With constant change as the backdrop, RIS News’ asked leading retailers, analysts and solution providers to comment on the 12 months ahead. We asked them one simple question: “What are the key themes, trends and technology that will define retail in 2018?” While the answers were as varied as the participants, a common message rings out in each response — 2018 will be all about the consumer.

Whether in-store or online the retailers that are going the weather the volatile retail landscape and succeed in these highly competitive times must put the customer first. They need to find new and exciting ways to differentiate their brands from the competition and continue to invest in their digital capabilities to streamline and invigorate the shopping experience.

Our panel of experts believes that redefining omnichannel strategies with a focus on unified commerce will remain a top priority for 2018 and beyond. A key aspect of that focus will be on reinvigorating the store with a heavy investment in IoT, RFID, fulfillment and mobility. In addition, cutting-edge solutions like artificial intelligence and voice-assisted shopping will continue to cement themselves into the retail tech stack and will forever change how consumers shop and engage with retailers.

What will the next 12 months bring for retail? No one knows for certain. But what is definite is the customer will remain front and center.


With store closings up 218% during 2017 and competitive pressure increasing from Amazon and Walmart, changes are occurring quickly and will continue to accelerate through 2018. We see three major trends affecting retail over the next year: voice-assisted shopping, artificial intelligence and same-day delivery.

Voice-assisted shopping. With an estimated 55 million individuals in the U.S. using voice-enabled digital assistants at least monthly this year and Amazon Echo estimated to have an install base of more than 128 million by 2020, voice assistants will become the norm. Voice assistants are replacing traditional search engines and offer an easy hands-free way to shop, especially for basics. Retailers need to accelerate their plans to integrate their offerings with voice-assisted technology to meet this demand.

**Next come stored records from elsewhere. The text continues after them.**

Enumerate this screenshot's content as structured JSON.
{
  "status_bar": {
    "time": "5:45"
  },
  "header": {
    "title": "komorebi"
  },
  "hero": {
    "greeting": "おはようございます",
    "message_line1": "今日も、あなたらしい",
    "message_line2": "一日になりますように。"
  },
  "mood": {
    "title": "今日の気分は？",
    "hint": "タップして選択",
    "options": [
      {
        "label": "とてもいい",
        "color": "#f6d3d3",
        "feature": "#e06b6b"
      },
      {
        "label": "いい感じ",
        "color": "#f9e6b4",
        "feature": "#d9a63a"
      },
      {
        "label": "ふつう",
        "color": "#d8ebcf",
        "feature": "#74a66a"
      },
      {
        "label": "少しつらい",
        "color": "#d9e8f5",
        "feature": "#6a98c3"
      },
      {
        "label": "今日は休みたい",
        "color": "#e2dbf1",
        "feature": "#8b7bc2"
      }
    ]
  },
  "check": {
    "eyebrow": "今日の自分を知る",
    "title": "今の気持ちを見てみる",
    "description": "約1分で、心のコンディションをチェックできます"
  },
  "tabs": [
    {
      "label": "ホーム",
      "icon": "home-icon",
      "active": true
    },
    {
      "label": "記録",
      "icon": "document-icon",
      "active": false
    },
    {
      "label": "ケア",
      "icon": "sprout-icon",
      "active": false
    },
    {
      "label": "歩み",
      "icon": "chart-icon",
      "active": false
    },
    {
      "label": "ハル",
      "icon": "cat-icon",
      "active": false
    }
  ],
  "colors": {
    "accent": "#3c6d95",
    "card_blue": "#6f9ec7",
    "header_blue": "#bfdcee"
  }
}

Artificial intelligence. According to BRP’s “2017 Customer Experience/Unified Commerce Survey,” 45% of retailers plan to utilize AI within three years to enhance the customer experience. AI offers the ability to exploit the data gathered on customers and their preferences to personalize their shopping experience. Amazon and other multi-channel retailers are already experimenting with AI to offer purchasing suggestions based on short surveys and purchase history.

Same-day delivery. Consumers’ preference for convenience and immediate gratification drives this trend. Consumers would rather receive merchandise at home than drive to a store, but they also want their products immediately. The number of retailers offering same-day delivery has tripled in the past year to meet elevated customer expectations. Retailers are testing different ways to effectively execute same-day delivery: Walmart is utilizing store associates to perform the delivery while other retailers are using third-party delivery services like Deliv, Postmates or Uber.

To stay competitive, retailers are transforming their business models, skills and cultures to experiment with and adopt these new trends.

Read Full Article: 2018 Review & Outlook